What If I’m Doing Everything Right?
Sorry, but I doubt that’s possible. You may think that, because your homemade serum doesn’t irritate your skin, is properly packaged and stored, and maybe even uses a more stable form of vitamin C, it’s working well. But how can you tell for sure?
That’s the problem. You can’t. It’s very difficult for professionals to assess how well antioxidants work. For amateurs, it is impossible. Antioxidants don’t work straight away. They help premature ageing, so it can often takes years before you can see the results. Do you really want to use something for that long only to realise, 10 years later, that it’s not working well at all?
What Vitamin C Serums Should You Buy?
My favourite vitamin C serums also contain vitamin E and ferulic acid.
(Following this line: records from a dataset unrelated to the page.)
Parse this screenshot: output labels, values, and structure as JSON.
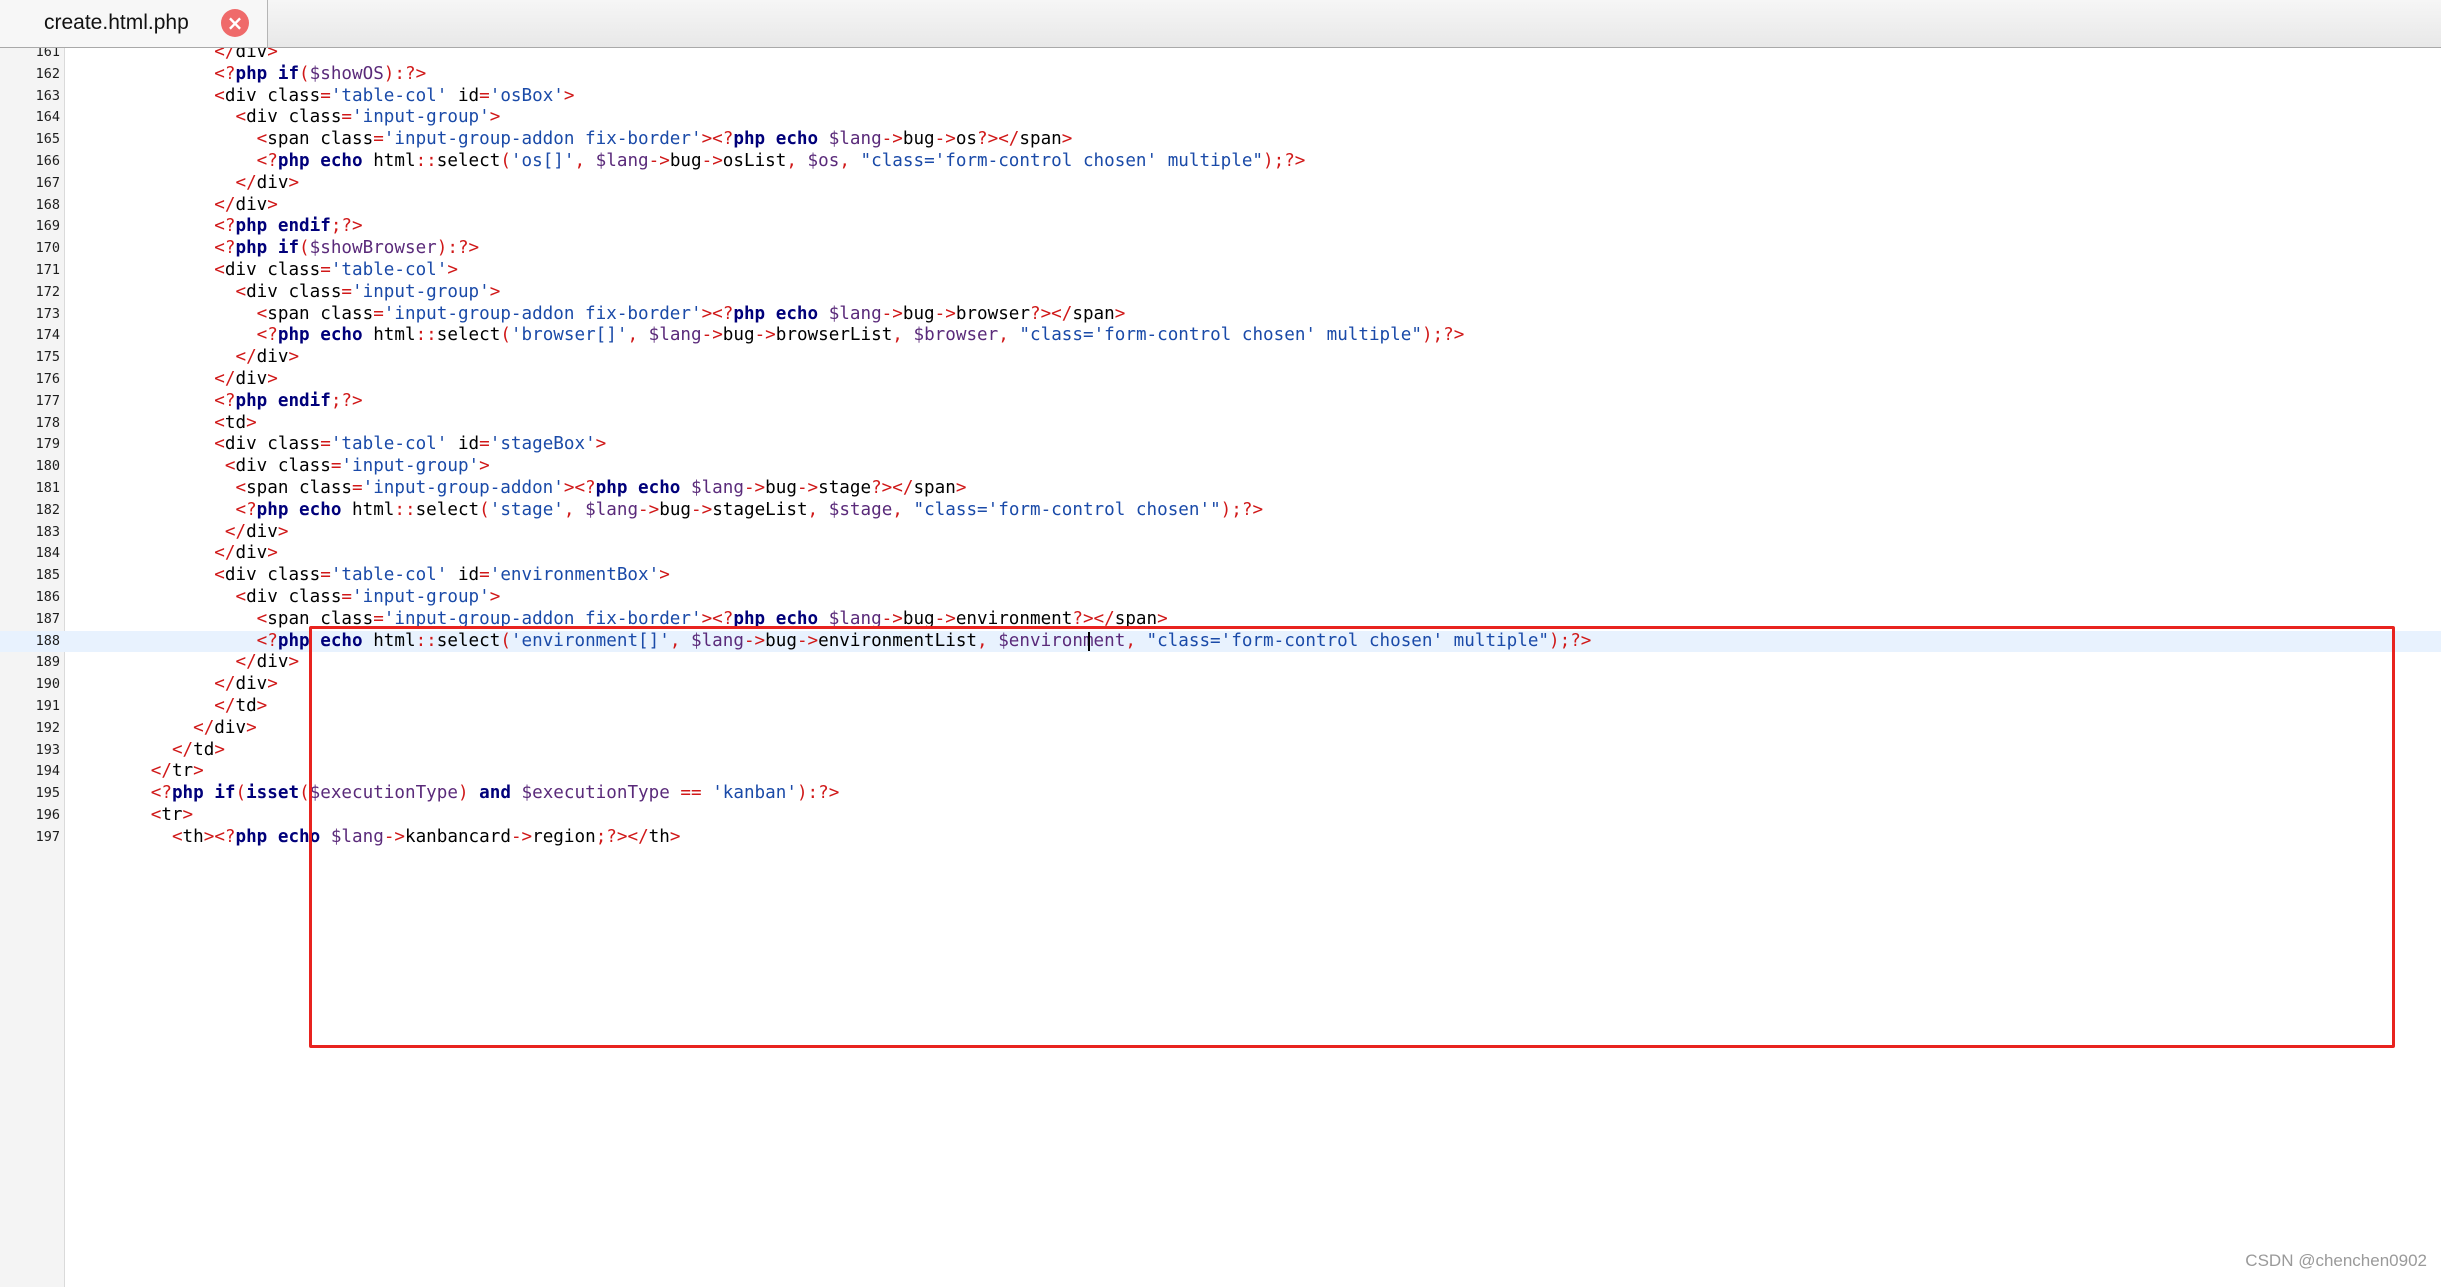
{
  "tab": {
    "title": "create.html.php",
    "close_icon": "close-icon"
  },
  "editor": {
    "current_line": 188,
    "lines": [
      {
        "n": "161",
        "t": "              </div>"
      },
      {
        "n": "162",
        "t": "              <?php if($showOS):?>"
      },
      {
        "n": "163",
        "t": "              <div class='table-col' id='osBox'>"
      },
      {
        "n": "164",
        "t": "                <div class='input-group'>"
      },
      {
        "n": "165",
        "t": "                  <span class='input-group-addon fix-border'><?php echo $lang->bug->os?></span>"
      },
      {
        "n": "166",
        "t": "                  <?php echo html::select('os[]', $lang->bug->osList, $os, \"class='form-control chosen' multiple\");?>"
      },
      {
        "n": "167",
        "t": "                </div>"
      },
      {
        "n": "168",
        "t": "              </div>"
      },
      {
        "n": "169",
        "t": "              <?php endif;?>"
      },
      {
        "n": "170",
        "t": "              <?php if($showBrowser):?>"
      },
      {
        "n": "171",
        "t": "              <div class='table-col'>"
      },
      {
        "n": "172",
        "t": "                <div class='input-group'>"
      },
      {
        "n": "173",
        "t": "                  <span class='input-group-addon fix-border'><?php echo $lang->bug->browser?></span>"
      },
      {
        "n": "174",
        "t": "                  <?php echo html::select('browser[]', $lang->bug->browserList, $browser, \"class='form-control chosen' multiple\");?>"
      },
      {
        "n": "175",
        "t": "                </div>"
      },
      {
        "n": "176",
        "t": "              </div>"
      },
      {
        "n": "177",
        "t": "              <?php endif;?>"
      },
      {
        "n": "178",
        "t": "              <td>"
      },
      {
        "n": "179",
        "t": "              <div class='table-col' id='stageBox'>"
      },
      {
        "n": "180",
        "t": "               <div class='input-group'>"
      },
      {
        "n": "181",
        "t": "                <span class='input-group-addon'><?php echo $lang->bug->stage?></span>"
      },
      {
        "n": "182",
        "t": "                <?php echo html::select('stage', $lang->bug->stageList, $stage, \"class='form-control chosen'\");?>"
      },
      {
        "n": "183",
        "t": "               </div>"
      },
      {
        "n": "184",
        "t": "              </div>"
      },
      {
        "n": "185",
        "t": "              <div class='table-col' id='environmentBox'>"
      },
      {
        "n": "186",
        "t": "                <div class='input-group'>"
      },
      {
        "n": "187",
        "t": "                  <span class='input-group-addon fix-border'><?php echo $lang->bug->environment?></span>"
      },
      {
        "n": "188",
        "t": "                  <?php echo html::select('environment[]', $lang->bug->environmentList, $environment, \"class='form-control chosen' multiple\");?>"
      },
      {
        "n": "189",
        "t": "                </div>"
      },
      {
        "n": "190",
        "t": "              </div>"
      },
      {
        "n": "191",
        "t": "              </td>"
      },
      {
        "n": "192",
        "t": "            </div>"
      },
      {
        "n": "193",
        "t": "          </td>"
      },
      {
        "n": "194",
        "t": "        </tr>"
      },
      {
        "n": "195",
        "t": "        <?php if(isset($executionType) and $executionType == 'kanban'):?>"
      },
      {
        "n": "196",
        "t": "        <tr>"
      },
      {
        "n": "197",
        "t": "          <th><?php echo $lang->kanbancard->region;?></th>"
      }
    ]
  },
  "highlight": {
    "from_line": 178,
    "to_line": 191,
    "color": "#e8231f"
  },
  "watermark": "CSDN @chenchen0902",
  "colors": {
    "keyword": "#00007a",
    "string": "#1a4aa8",
    "variable": "#5a2a7a",
    "operator": "#d01818",
    "current_line_bg": "#e8f2fe"
  }
}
It’s such a powerful combination, you’ll be doing your skin a disservice if you don’t use it. Here’s where you can find it:
Skinceuticals CE Ferulic ($162.00): the first product on the market to contain this powerful anti-ageing trio, Skinceuticals CE Ferulic remains a wonderful, if pricey, serum that moisturizes skin while fighting the premature signs of ageing.
Mad Hippie Vitamin C Serum ($33.00): this serum contains vitamin c in the form of Sodium Ascorbyl Phosphate, which is more stable. It is also infused with hydrating hyaluronic acid and soothing chamomile.
Paula’s Choice Resist 15 Super Booster ($48.00): this is another wonderful option that fights wrinkles and, thanks to the inclusion of sodium hyaluronate, keeps skin well hydrated.
Timeless 20% Vitamin C + E Ferulic Acid Serum ($24.95): one of the most affordable dupes of Skinceuticals CE Ferulic, it contains a higher concentration of L-ascorbic acid. That makes it a bit more effective, but also, for those with sensitive skin, more likely to cause irritations.
The Bottom Line
There are many beauty products that can easily be made at home. A vitamin C serum (or toner, or cream) is not one of them. You’d need to get the carrier, ph, and formula right and store it properly, which is very tricky to do even for professionals that spend their whole life doing this kind of work. Leave it to them, and buy a properly formulated vitamin C serum. Your skin will thank you.
What’s Your Favourite Vitamin C Serum? Have you ever tried to make your own?